Is Tooth-Brushing the Cause of Your Dental Problems?

considering dental appointmentsYou take care of what you eat, avoiding sweets and drinks that can stain your teeth. You brush your teeth every time you eat something and you never forget to floss. You don’t drink alcohol, you don’t smoke, and you don’t grind your teeth. You’re the epitome of dental health, yet one visit to your dentist reveals seven cavities. Where did you go wrong?

Not many people know this, but there is such a thing as over-brushing. Ask any reputable Melville dentist and he will tell you that brushing three times a day is more than enough. You can brush your teeth only twice and it will be better off.

A Cause of Abrasions

Brushing too frequently and too hard actually erodes your enamel. The result is teeth and gum sensitivity. The thinner your enamel, the more exposed your nerve endings are. Every time you eat or drink food that is cold or hot, you will feel pain. Exposed nerves also increase your risk of cavities and tooth decay. There’s simply nothing protecting the inner parts of your tooth from bacteria that comes in through your mouth.

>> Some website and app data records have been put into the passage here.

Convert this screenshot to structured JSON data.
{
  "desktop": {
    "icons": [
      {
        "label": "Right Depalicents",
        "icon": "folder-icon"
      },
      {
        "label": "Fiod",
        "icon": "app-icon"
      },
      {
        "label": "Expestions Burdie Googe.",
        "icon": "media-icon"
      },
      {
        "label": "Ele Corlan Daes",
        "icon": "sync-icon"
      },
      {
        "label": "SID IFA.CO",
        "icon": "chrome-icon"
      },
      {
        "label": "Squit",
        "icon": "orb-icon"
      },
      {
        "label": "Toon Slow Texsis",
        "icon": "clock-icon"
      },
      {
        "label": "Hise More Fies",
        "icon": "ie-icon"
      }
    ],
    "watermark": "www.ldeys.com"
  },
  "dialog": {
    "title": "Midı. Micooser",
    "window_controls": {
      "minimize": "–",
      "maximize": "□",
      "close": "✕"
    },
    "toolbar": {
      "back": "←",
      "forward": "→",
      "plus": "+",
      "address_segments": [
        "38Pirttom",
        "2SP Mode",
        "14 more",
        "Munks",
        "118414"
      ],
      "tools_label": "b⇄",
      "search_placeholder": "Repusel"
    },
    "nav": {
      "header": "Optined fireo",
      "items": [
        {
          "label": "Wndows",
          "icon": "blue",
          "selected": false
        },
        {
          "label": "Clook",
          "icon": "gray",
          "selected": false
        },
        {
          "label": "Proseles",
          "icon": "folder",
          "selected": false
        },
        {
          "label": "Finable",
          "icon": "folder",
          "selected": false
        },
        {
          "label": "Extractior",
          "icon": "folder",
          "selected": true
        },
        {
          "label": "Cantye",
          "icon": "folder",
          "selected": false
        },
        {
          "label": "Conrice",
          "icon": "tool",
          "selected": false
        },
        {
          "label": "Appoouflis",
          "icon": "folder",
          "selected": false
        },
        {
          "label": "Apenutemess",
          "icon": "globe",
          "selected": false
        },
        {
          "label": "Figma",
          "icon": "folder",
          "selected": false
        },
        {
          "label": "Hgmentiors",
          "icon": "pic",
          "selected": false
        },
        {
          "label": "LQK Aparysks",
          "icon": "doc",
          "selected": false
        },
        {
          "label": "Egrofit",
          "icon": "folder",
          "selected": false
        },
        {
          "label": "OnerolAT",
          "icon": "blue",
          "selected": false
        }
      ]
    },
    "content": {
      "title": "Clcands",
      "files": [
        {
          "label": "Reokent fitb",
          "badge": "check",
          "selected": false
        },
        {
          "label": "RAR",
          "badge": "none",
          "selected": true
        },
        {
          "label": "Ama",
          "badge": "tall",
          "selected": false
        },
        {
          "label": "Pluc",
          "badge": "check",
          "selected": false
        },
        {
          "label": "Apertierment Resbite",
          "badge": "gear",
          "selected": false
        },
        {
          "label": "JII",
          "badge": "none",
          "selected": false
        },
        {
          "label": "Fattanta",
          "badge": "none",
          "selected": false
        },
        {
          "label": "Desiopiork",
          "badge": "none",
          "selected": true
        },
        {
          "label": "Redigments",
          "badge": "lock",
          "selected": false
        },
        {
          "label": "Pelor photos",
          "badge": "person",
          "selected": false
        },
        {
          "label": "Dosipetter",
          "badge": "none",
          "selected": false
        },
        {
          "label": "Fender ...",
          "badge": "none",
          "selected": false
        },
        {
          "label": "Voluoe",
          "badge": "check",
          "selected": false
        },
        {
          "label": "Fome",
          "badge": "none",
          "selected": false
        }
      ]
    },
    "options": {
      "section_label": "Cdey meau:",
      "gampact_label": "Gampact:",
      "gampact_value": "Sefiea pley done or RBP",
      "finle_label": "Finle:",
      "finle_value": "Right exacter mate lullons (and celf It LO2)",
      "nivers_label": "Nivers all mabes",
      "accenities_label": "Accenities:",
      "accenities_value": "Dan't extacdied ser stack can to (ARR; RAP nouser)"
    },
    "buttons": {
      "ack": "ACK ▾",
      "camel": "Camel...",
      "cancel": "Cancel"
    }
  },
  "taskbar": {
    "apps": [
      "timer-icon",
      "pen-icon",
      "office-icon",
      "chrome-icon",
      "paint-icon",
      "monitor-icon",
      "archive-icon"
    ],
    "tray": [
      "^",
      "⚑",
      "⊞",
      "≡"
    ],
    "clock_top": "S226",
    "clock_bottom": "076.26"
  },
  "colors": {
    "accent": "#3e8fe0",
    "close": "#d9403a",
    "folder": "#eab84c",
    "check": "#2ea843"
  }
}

Destructive Misconceptions

People assume that brushing often and brushing hard is the only solution to their plaque problem. In truth, plaque is very soft and quite easy to remove. You simply have to make sure that you reach the surfaces of all your teeth to remove them all. Soft to medium bristled toothbrushes do the trick just fine. Hard bristles are too harsh for even the strongest enamel.

When It’s Too Late

The first step is to change your brushing habits and being comfortable with brushing only twice a day. Learning the proper technique is the next step. This merely stops the condition from getting worse. For severe cases, asking your dentist in Melville to fill in the abrasions with bonding material may be the best solution.

It’s true that too much of a good thing is bad, even in dental hygiene. The secret is to do what is correct instead of over-compensating. This only does more harm than good. Combine proper brushing habits with a teeth-friendly habit and regular visits to your dentist.

Resources:

http://www.booragoondental.com.au/
http://www.dailymail.co.uk/health/article-185371/Over-brushing-damages-teeth.html
http://www.deltadentalins.com/oral_health/overbrushing.html